╭─ Materials provided

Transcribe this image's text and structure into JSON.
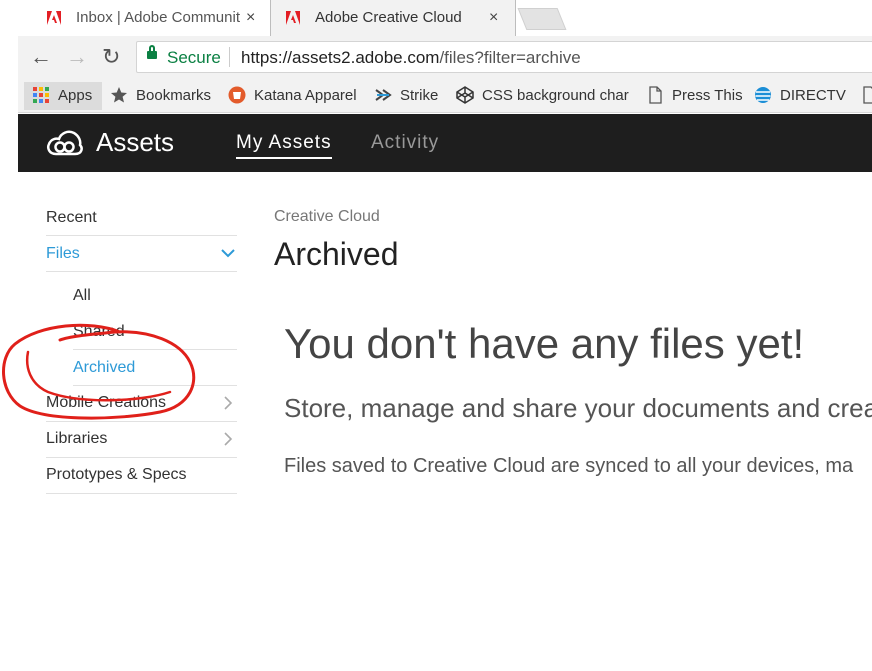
{
  "tabs": [
    {
      "title": "Inbox | Adobe Communit",
      "close": "×",
      "icon": "adobe-icon"
    },
    {
      "title": "Adobe Creative Cloud",
      "close": "×",
      "icon": "adobe-icon"
    }
  ],
  "address": {
    "secure_label": "Secure",
    "url_host": "https://assets2.adobe.com",
    "url_path": "/files?filter=archive"
  },
  "bookmarks": [
    "Apps",
    "Bookmarks",
    "Katana Apparel",
    "Strike",
    "CSS background char",
    "Press This",
    "DIRECTV"
  ],
  "app": {
    "brand": "Assets",
    "nav": [
      "My Assets",
      "Activity"
    ]
  },
  "sidebar": {
    "items": [
      {
        "label": "Recent"
      },
      {
        "label": "Files"
      },
      {
        "label": "All"
      },
      {
        "label": "Shared"
      },
      {
        "label": "Archived"
      },
      {
        "label": "Mobile Creations"
      },
      {
        "label": "Libraries"
      },
      {
        "label": "Prototypes & Specs"
      }
    ]
  },
  "main": {
    "breadcrumb": "Creative Cloud",
    "title": "Archived",
    "empty_heading": "You don't have any files yet!",
    "empty_sub": "Store, manage and share your documents and crea",
    "empty_text": "Files saved to Creative Cloud are synced to all your devices, ma"
  },
  "colors": {
    "accent": "#2d9ad7",
    "annotation": "#e0201a",
    "header_bg": "#1e1e1e"
  }
}
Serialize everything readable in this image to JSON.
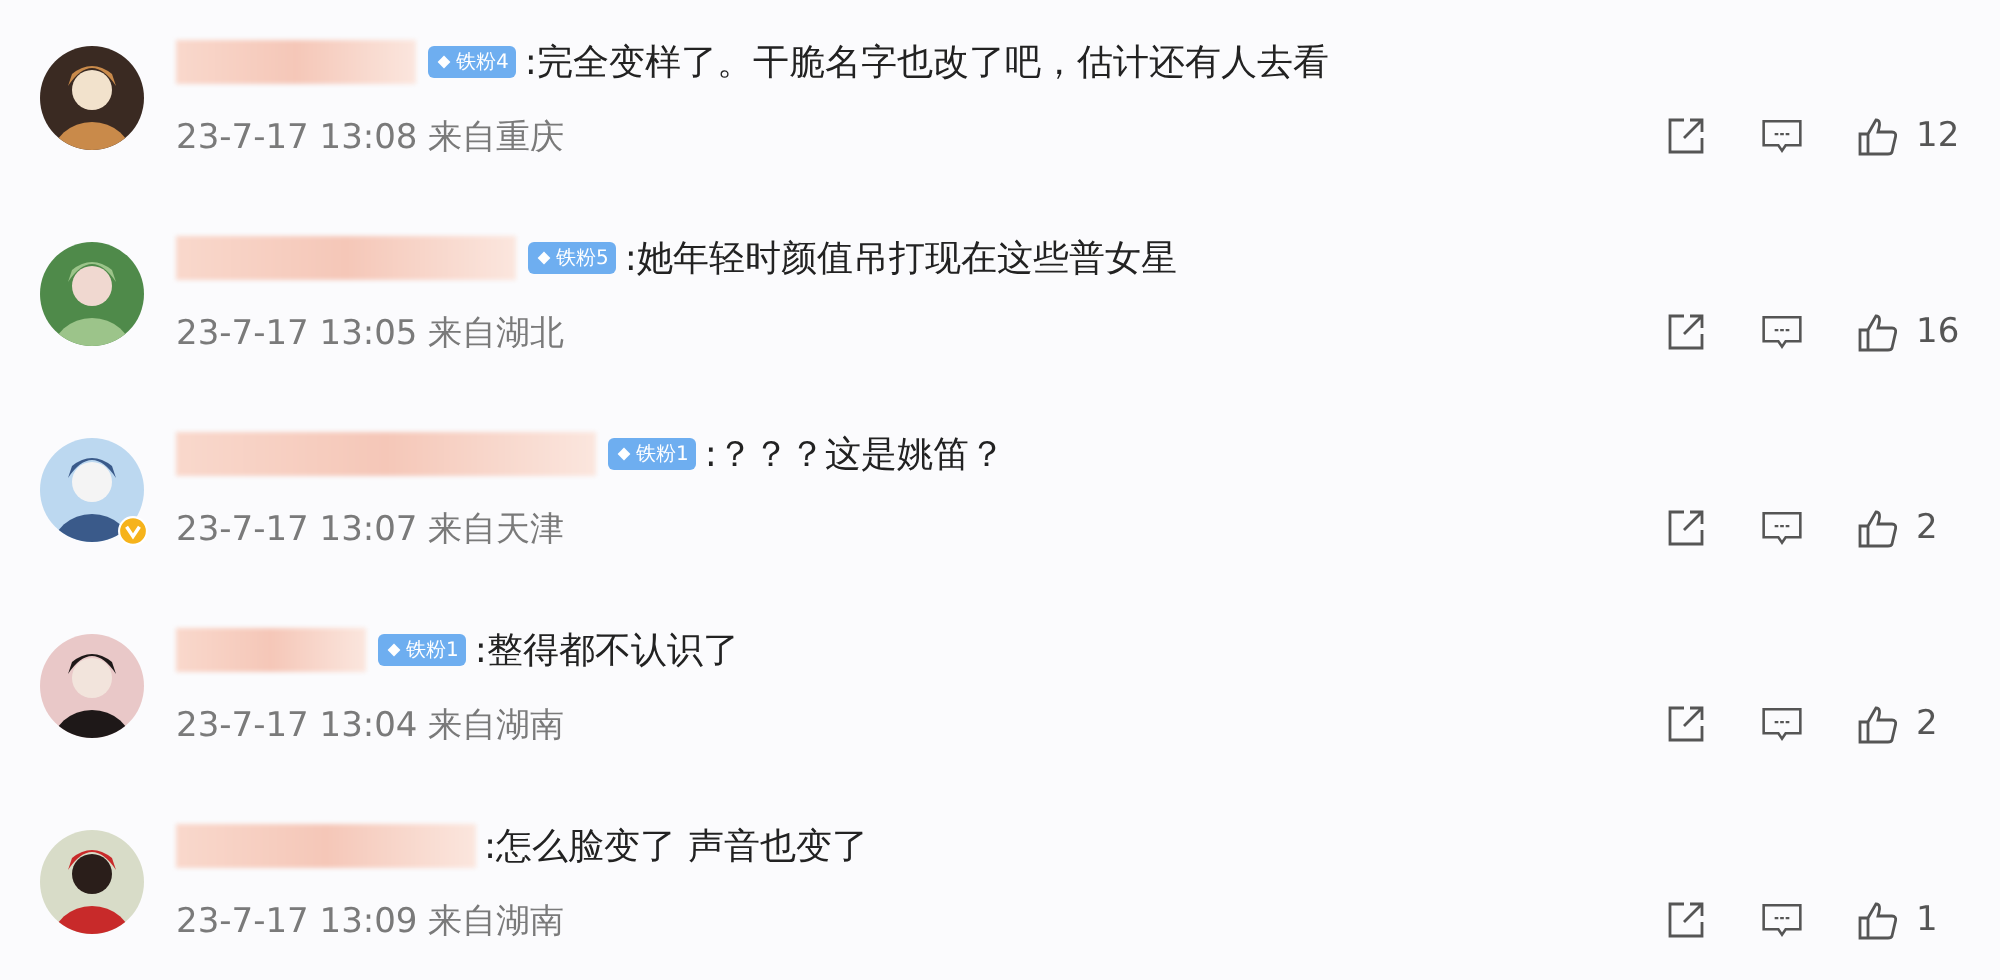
{
  "comments": [
    {
      "avatar": {
        "kind": "picture",
        "verified": false
      },
      "badge": "铁粉4",
      "text": ":完全变样了。干脆名字也改了吧，估计还有人去看",
      "time": "23-7-17 13:08 来自重庆",
      "likes": "12"
    },
    {
      "avatar": {
        "kind": "picture",
        "verified": false
      },
      "badge": "铁粉5",
      "text": ":她年轻时颜值吊打现在这些普女星",
      "time": "23-7-17 13:05 来自湖北",
      "likes": "16"
    },
    {
      "avatar": {
        "kind": "picture",
        "verified": true
      },
      "badge": "铁粉1",
      "text": ":？？？这是姚笛？",
      "time": "23-7-17 13:07 来自天津",
      "likes": "2"
    },
    {
      "avatar": {
        "kind": "picture",
        "verified": false
      },
      "badge": "铁粉1",
      "text": ":整得都不认识了",
      "time": "23-7-17 13:04 来自湖南",
      "likes": "2"
    },
    {
      "avatar": {
        "kind": "picture",
        "verified": false
      },
      "text": ":怎么脸变了 声音也变了",
      "time": "23-7-17 13:09 来自湖南",
      "likes": "1"
    }
  ]
}
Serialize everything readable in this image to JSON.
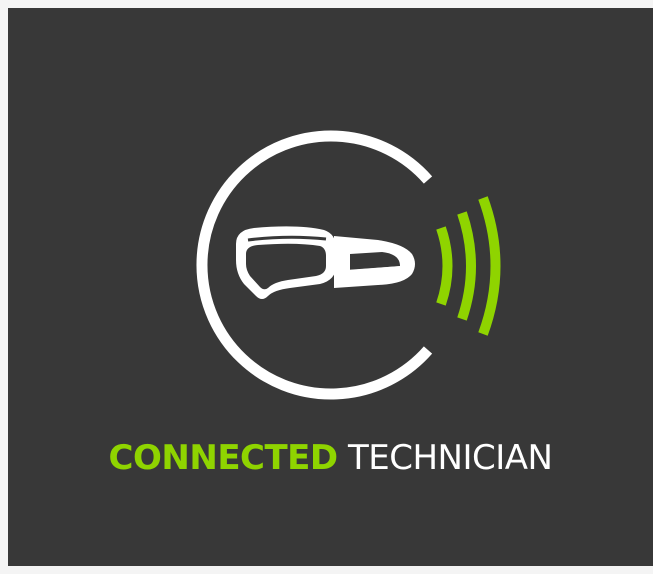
{
  "brand": {
    "word_primary": "CONNECTED",
    "word_secondary": "TECHNICIAN"
  },
  "colors": {
    "background": "#383838",
    "accent": "#8fd400",
    "foreground": "#ffffff",
    "page": "#f4f4f4"
  },
  "icons": {
    "ring": "c-ring-icon",
    "headset": "ar-headset-icon",
    "signal": "signal-waves-icon"
  }
}
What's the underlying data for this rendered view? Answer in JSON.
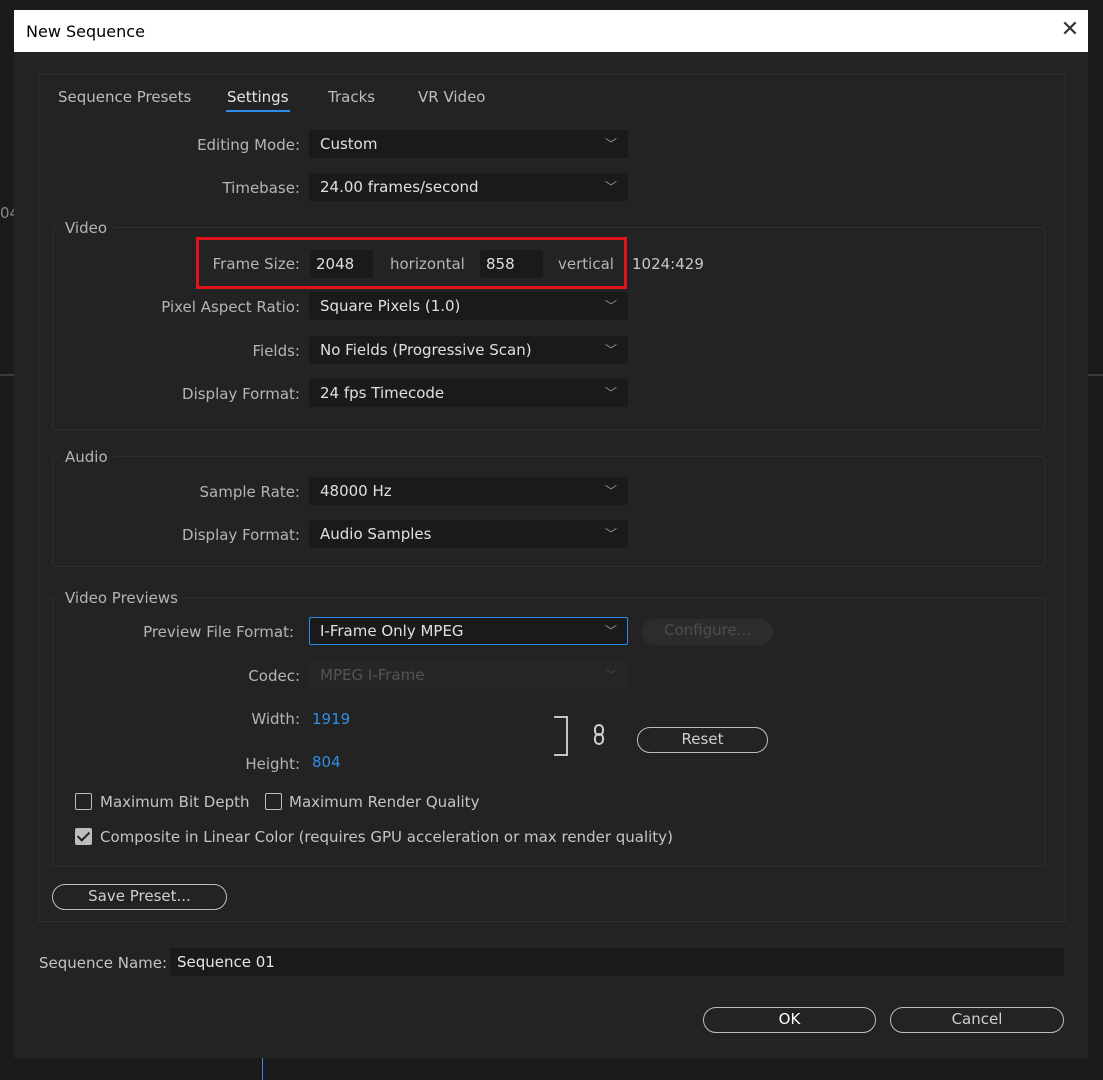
{
  "window": {
    "title": "New Sequence",
    "close_glyph": "✕"
  },
  "background": {
    "left_text": "04"
  },
  "tabs": [
    {
      "label": "Sequence Presets",
      "active": false
    },
    {
      "label": "Settings",
      "active": true
    },
    {
      "label": "Tracks",
      "active": false
    },
    {
      "label": "VR Video",
      "active": false
    }
  ],
  "editing_mode": {
    "label": "Editing Mode:",
    "value": "Custom"
  },
  "timebase": {
    "label": "Timebase:",
    "value": "24.00  frames/second"
  },
  "video": {
    "group_title": "Video",
    "frame_size": {
      "label": "Frame Size:",
      "horizontal_value": "2048",
      "horizontal_label": "horizontal",
      "vertical_value": "858",
      "vertical_label": "vertical",
      "aspect": "1024:429"
    },
    "pixel_aspect": {
      "label": "Pixel Aspect Ratio:",
      "value": "Square Pixels (1.0)"
    },
    "fields": {
      "label": "Fields:",
      "value": "No Fields (Progressive Scan)"
    },
    "display_format": {
      "label": "Display Format:",
      "value": "24 fps Timecode"
    }
  },
  "audio": {
    "group_title": "Audio",
    "sample_rate": {
      "label": "Sample Rate:",
      "value": "48000 Hz"
    },
    "display_format": {
      "label": "Display Format:",
      "value": "Audio Samples"
    }
  },
  "video_previews": {
    "group_title": "Video Previews",
    "preview_format": {
      "label": "Preview File Format:",
      "value": "I-Frame Only MPEG"
    },
    "configure_label": "Configure...",
    "codec": {
      "label": "Codec:",
      "value": "MPEG I-Frame"
    },
    "width": {
      "label": "Width:",
      "value": "1919"
    },
    "height": {
      "label": "Height:",
      "value": "804"
    },
    "reset_label": "Reset",
    "max_bit_depth": {
      "label": "Maximum Bit Depth",
      "checked": false
    },
    "max_render_quality": {
      "label": "Maximum Render Quality",
      "checked": false
    },
    "linear_color": {
      "label": "Composite in Linear Color (requires GPU acceleration or max render quality)",
      "checked": true
    }
  },
  "save_preset_label": "Save Preset...",
  "sequence_name": {
    "label": "Sequence Name:",
    "value": "Sequence 01"
  },
  "buttons": {
    "ok": "OK",
    "cancel": "Cancel"
  },
  "colors": {
    "accent": "#2d8ceb",
    "highlight_box": "#e0141b",
    "value_blue": "#2f8fe6"
  }
}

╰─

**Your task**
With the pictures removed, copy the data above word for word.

**Solution to this problem**
Transcribe this image's text and structure into JSON.
{
  "tabs": [
    {
      "title": "Inbox | Adobe Communit",
      "close": "×",
      "icon": "adobe-icon"
    },
    {
      "title": "Adobe Creative Cloud",
      "close": "×",
      "icon": "adobe-icon"
    }
  ],
  "address": {
    "secure_label": "Secure",
    "url_host": "https://assets2.adobe.com",
    "url_path": "/files?filter=archive"
  },
  "bookmarks": [
    "Apps",
    "Bookmarks",
    "Katana Apparel",
    "Strike",
    "CSS background char",
    "Press This",
    "DIRECTV"
  ],
  "app": {
    "brand": "Assets",
    "nav": [
      "My Assets",
      "Activity"
    ]
  },
  "sidebar": {
    "items": [
      {
        "label": "Recent"
      },
      {
        "label": "Files"
      },
      {
        "label": "All"
      },
      {
        "label": "Shared"
      },
      {
        "label": "Archived"
      },
      {
        "label": "Mobile Creations"
      },
      {
        "label": "Libraries"
      },
      {
        "label": "Prototypes & Specs"
      }
    ]
  },
  "main": {
    "breadcrumb": "Creative Cloud",
    "title": "Archived",
    "empty_heading": "You don't have any files yet!",
    "empty_sub": "Store, manage and share your documents and crea",
    "empty_text": "Files saved to Creative Cloud are synced to all your devices, ma"
  },
  "colors": {
    "accent": "#2d9ad7",
    "annotation": "#e0201a",
    "header_bg": "#1e1e1e"
  }
}
Serialize everything readable in this image to JSON.
{
  "comments": [
    {
      "avatar": {
        "kind": "picture",
        "verified": false
      },
      "badge": "铁粉4",
      "text": ":完全变样了。干脆名字也改了吧，估计还有人去看",
      "time": "23-7-17 13:08 来自重庆",
      "likes": "12"
    },
    {
      "avatar": {
        "kind": "picture",
        "verified": false
      },
      "badge": "铁粉5",
      "text": ":她年轻时颜值吊打现在这些普女星",
      "time": "23-7-17 13:05 来自湖北",
      "likes": "16"
    },
    {
      "avatar": {
        "kind": "picture",
        "verified": true
      },
      "badge": "铁粉1",
      "text": ":？？？这是姚笛？",
      "time": "23-7-17 13:07 来自天津",
      "likes": "2"
    },
    {
      "avatar": {
        "kind": "picture",
        "verified": false
      },
      "badge": "铁粉1",
      "text": ":整得都不认识了",
      "time": "23-7-17 13:04 来自湖南",
      "likes": "2"
    },
    {
      "avatar": {
        "kind": "picture",
        "verified": false
      },
      "text": ":怎么脸变了 声音也变了",
      "time": "23-7-17 13:09 来自湖南",
      "likes": "1"
    }
  ]
}
Serialize everything readable in this image to JSON.
{
  "brand": {
    "word_primary": "CONNECTED",
    "word_secondary": "TECHNICIAN"
  },
  "colors": {
    "background": "#383838",
    "accent": "#8fd400",
    "foreground": "#ffffff",
    "page": "#f4f4f4"
  },
  "icons": {
    "ring": "c-ring-icon",
    "headset": "ar-headset-icon",
    "signal": "signal-waves-icon"
  }
}
What's the underlying data for this rendered view? Answer in JSON.
{
  "window": {
    "title": "New Sequence",
    "close_glyph": "✕"
  },
  "background": {
    "left_text": "04"
  },
  "tabs": [
    {
      "label": "Sequence Presets",
      "active": false
    },
    {
      "label": "Settings",
      "active": true
    },
    {
      "label": "Tracks",
      "active": false
    },
    {
      "label": "VR Video",
      "active": false
    }
  ],
  "editing_mode": {
    "label": "Editing Mode:",
    "value": "Custom"
  },
  "timebase": {
    "label": "Timebase:",
    "value": "24.00  frames/second"
  },
  "video": {
    "group_title": "Video",
    "frame_size": {
      "label": "Frame Size:",
      "horizontal_value": "2048",
      "horizontal_label": "horizontal",
      "vertical_value": "858",
      "vertical_label": "vertical",
      "aspect": "1024:429"
    },
    "pixel_aspect": {
      "label": "Pixel Aspect Ratio:",
      "value": "Square Pixels (1.0)"
    },
    "fields": {
      "label": "Fields:",
      "value": "No Fields (Progressive Scan)"
    },
    "display_format": {
      "label": "Display Format:",
      "value": "24 fps Timecode"
    }
  },
  "audio": {
    "group_title": "Audio",
    "sample_rate": {
      "label": "Sample Rate:",
      "value": "48000 Hz"
    },
    "display_format": {
      "label": "Display Format:",
      "value": "Audio Samples"
    }
  },
  "video_previews": {
    "group_title": "Video Previews",
    "preview_format": {
      "label": "Preview File Format:",
      "value": "I-Frame Only MPEG"
    },
    "configure_label": "Configure...",
    "codec": {
      "label": "Codec:",
      "value": "MPEG I-Frame"
    },
    "width": {
      "label": "Width:",
      "value": "1919"
    },
    "height": {
      "label": "Height:",
      "value": "804"
    },
    "reset_label": "Reset",
    "max_bit_depth": {
      "label": "Maximum Bit Depth",
      "checked": false
    },
    "max_render_quality": {
      "label": "Maximum Render Quality",
      "checked": false
    },
    "linear_color": {
      "label": "Composite in Linear Color (requires GPU acceleration or max render quality)",
      "checked": true
    }
  },
  "save_preset_label": "Save Preset...",
  "sequence_name": {
    "label": "Sequence Name:",
    "value": "Sequence 01"
  },
  "buttons": {
    "ok": "OK",
    "cancel": "Cancel"
  },
  "colors": {
    "accent": "#2d8ceb",
    "highlight_box": "#e0141b",
    "value_blue": "#2f8fe6"
  }
}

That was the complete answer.